YOUR INSTRUCTIONS: Using the data below, show every line where the word "this" occurs.
═══ DATA EXTRACTS ═══
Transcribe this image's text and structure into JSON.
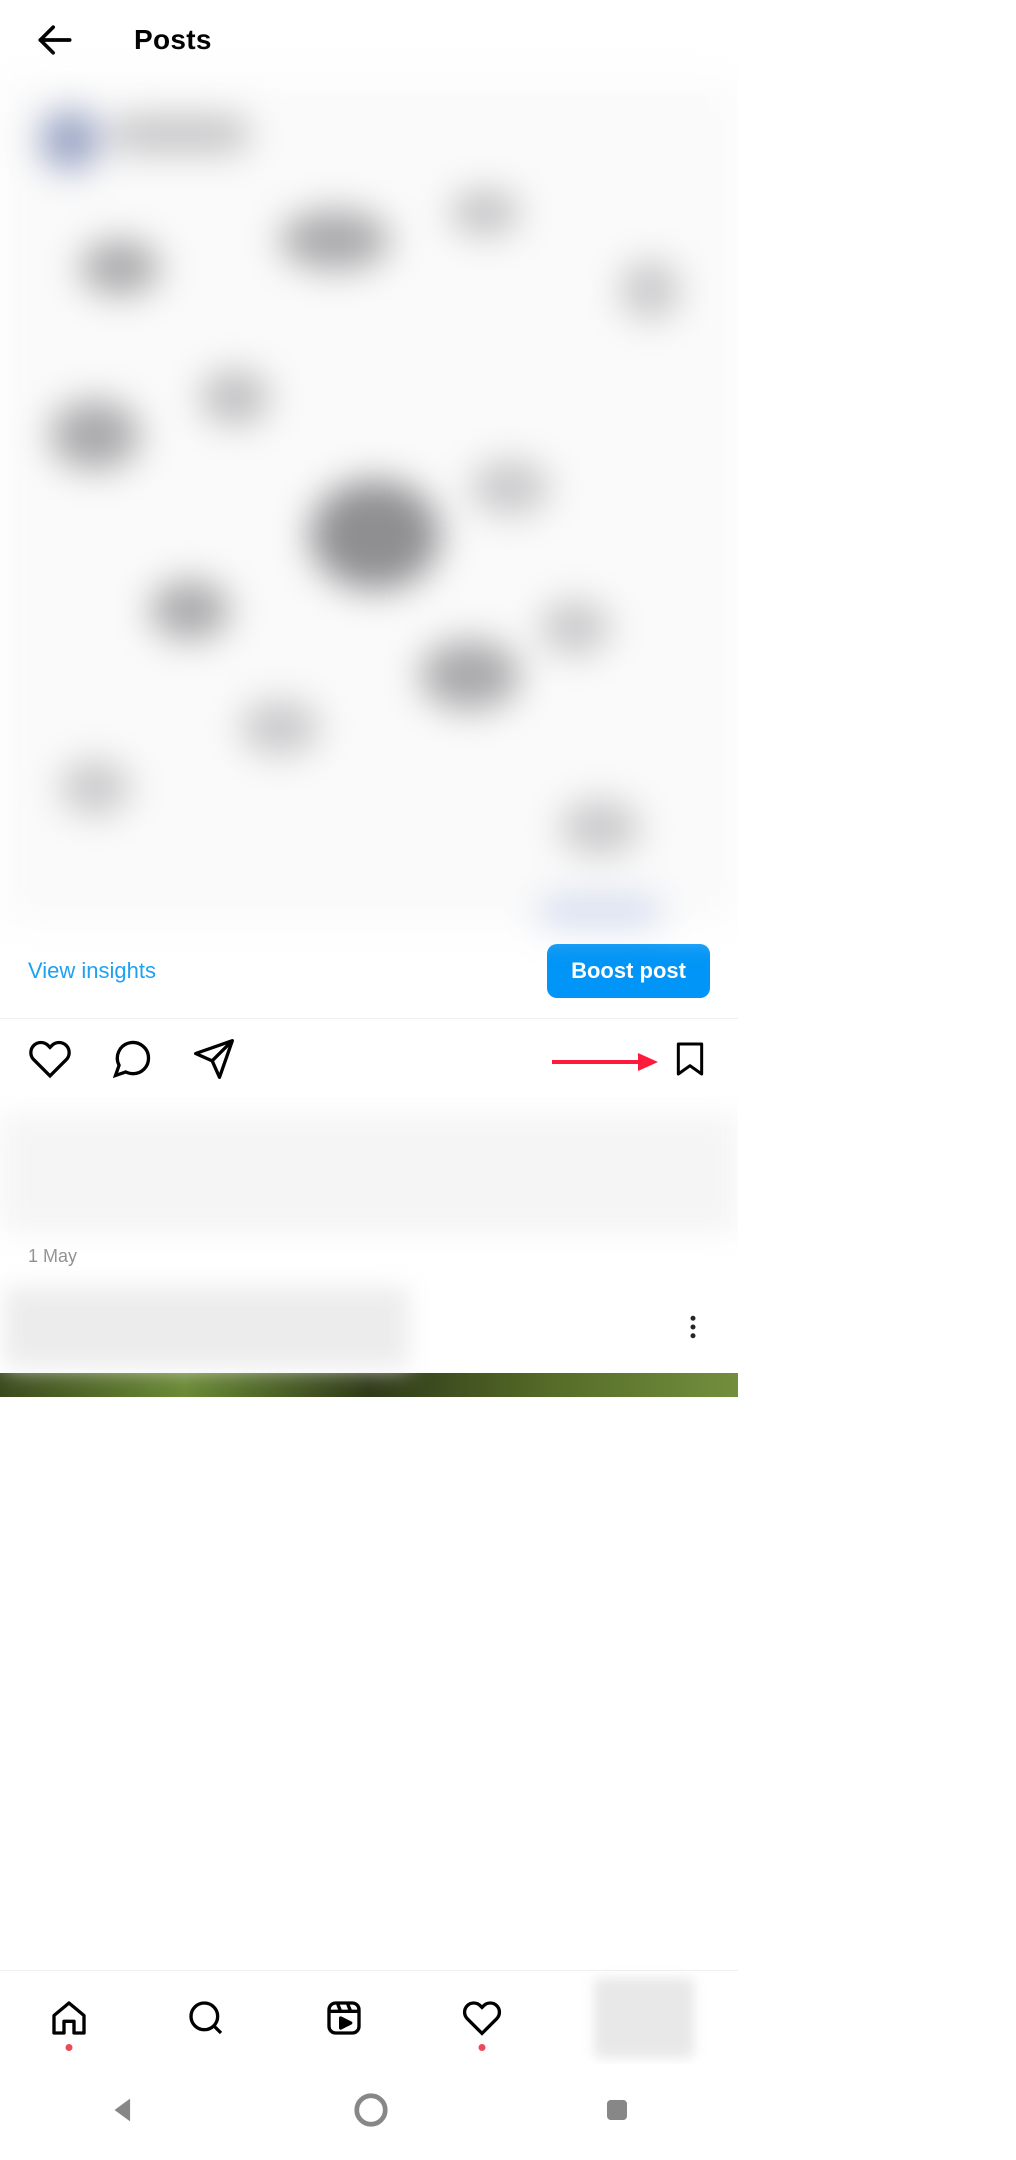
{
  "header": {
    "title": "Posts"
  },
  "post": {
    "insights_label": "View insights",
    "boost_label": "Boost post",
    "date": "1 May"
  },
  "icons": {
    "back": "arrow-left-icon",
    "like": "heart-icon",
    "comment": "comment-icon",
    "share": "send-icon",
    "save": "bookmark-icon",
    "more": "more-vertical-icon"
  },
  "nav": {
    "home": "home-icon",
    "search": "search-icon",
    "reels": "reels-icon",
    "activity": "heart-icon",
    "profile": "profile-thumb"
  },
  "system": {
    "back": "triangle-back-icon",
    "home": "circle-home-icon",
    "recents": "square-recents-icon"
  },
  "annotation": {
    "arrow_color": "#ff1a3c",
    "points_to": "save-button"
  }
}
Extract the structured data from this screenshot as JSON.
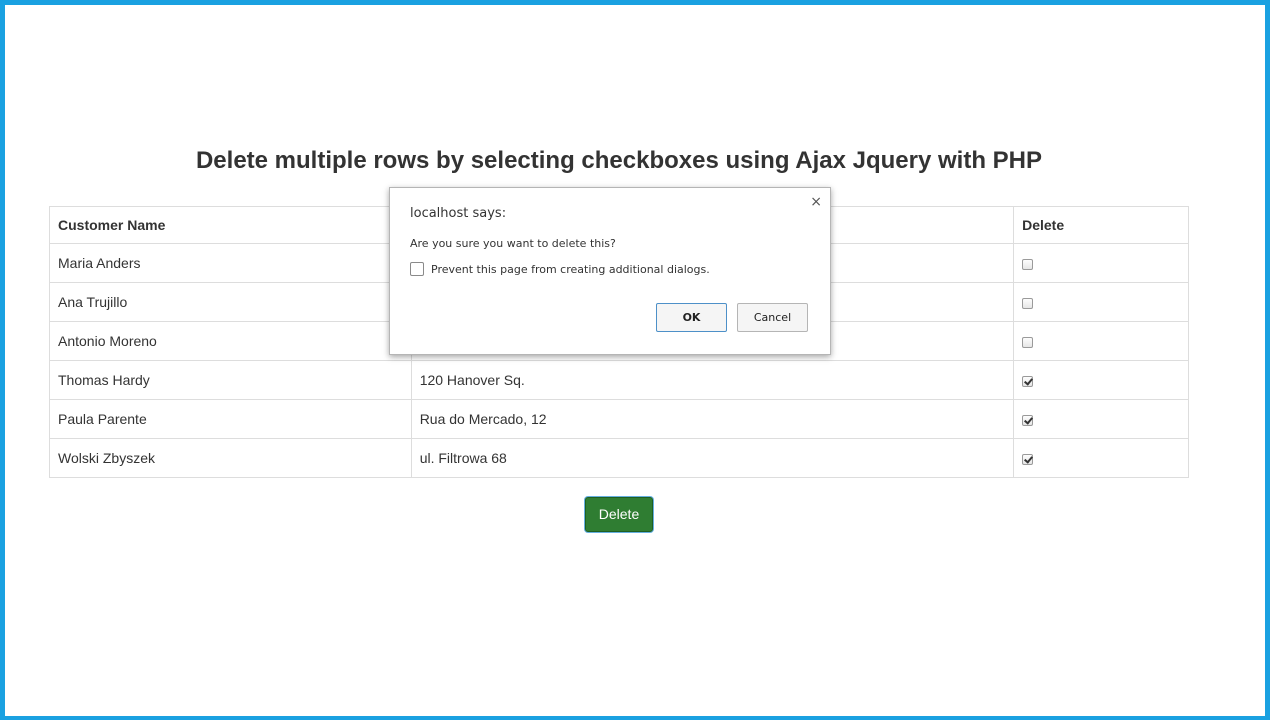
{
  "page": {
    "title": "Delete multiple rows by selecting checkboxes using Ajax Jquery with PHP",
    "delete_button": "Delete"
  },
  "table": {
    "headers": [
      "Customer Name",
      "",
      "Delete"
    ],
    "rows": [
      {
        "name": "Maria Anders",
        "address": "",
        "checked": false
      },
      {
        "name": "Ana Trujillo",
        "address": "",
        "checked": false
      },
      {
        "name": "Antonio Moreno",
        "address": "",
        "checked": false
      },
      {
        "name": "Thomas Hardy",
        "address": "120 Hanover Sq.",
        "checked": true
      },
      {
        "name": "Paula Parente",
        "address": "Rua do Mercado, 12",
        "checked": true
      },
      {
        "name": "Wolski Zbyszek",
        "address": "ul. Filtrowa 68",
        "checked": true
      }
    ]
  },
  "dialog": {
    "title": "localhost says:",
    "message": "Are you sure you want to delete this?",
    "prevent_label": "Prevent this page from creating additional dialogs.",
    "ok_label": "OK",
    "cancel_label": "Cancel",
    "close_glyph": "×"
  },
  "colors": {
    "frame": "#1aa1e1",
    "delete_button": "#2f7d32"
  }
}
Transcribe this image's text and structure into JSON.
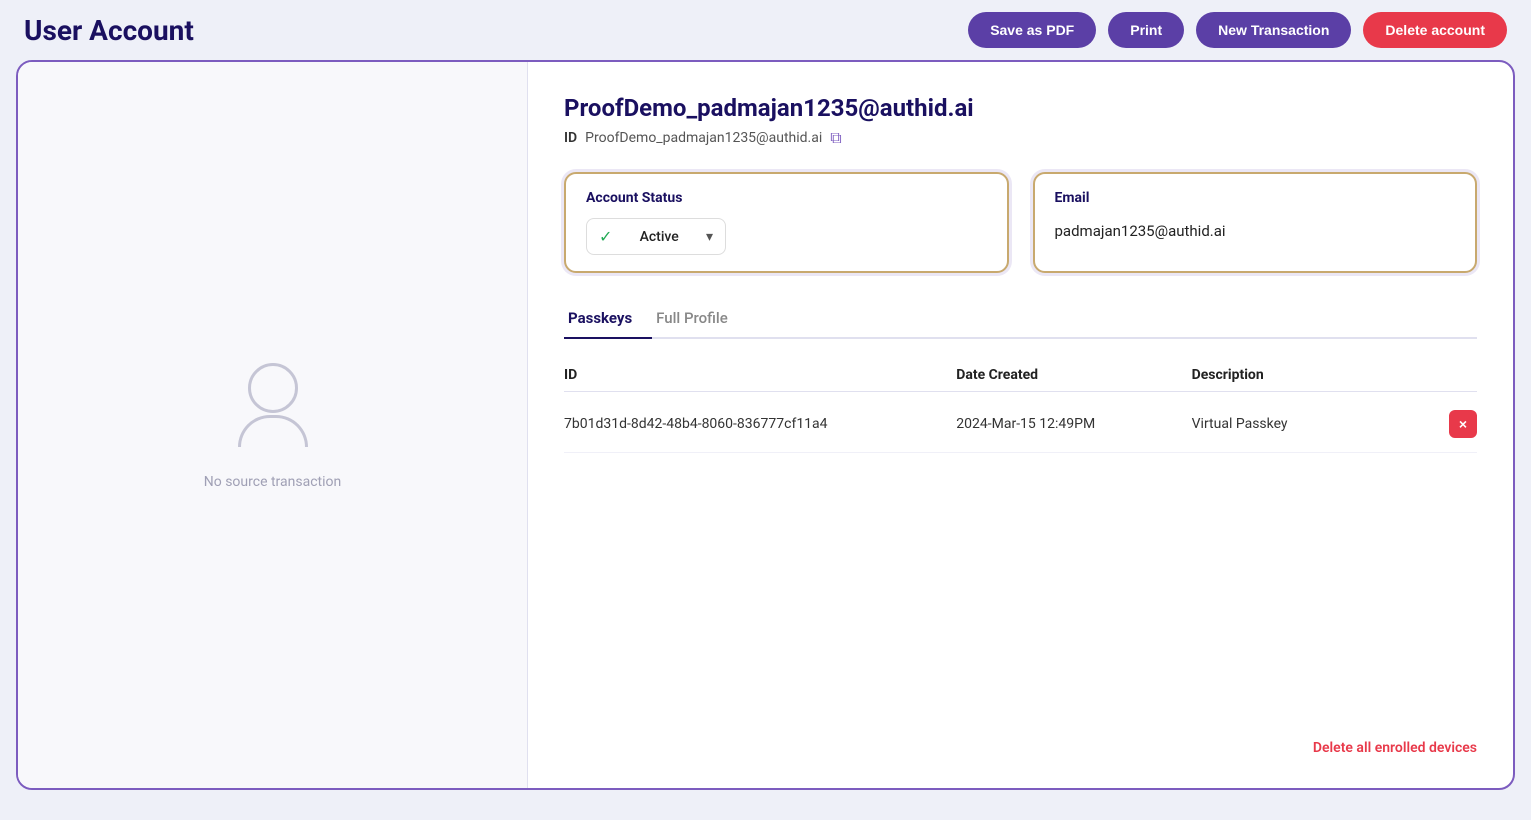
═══
EXERCISE ANSWER:
Transcribe this image's text and structure into JSON.
Extract the structured data from this screenshot as JSON.
    "message": "Are you sure you want to delete this?",
    "prevent_label": "Prevent this page from creating additional dialogs.",
Transcribe this image's text and structure into JSON.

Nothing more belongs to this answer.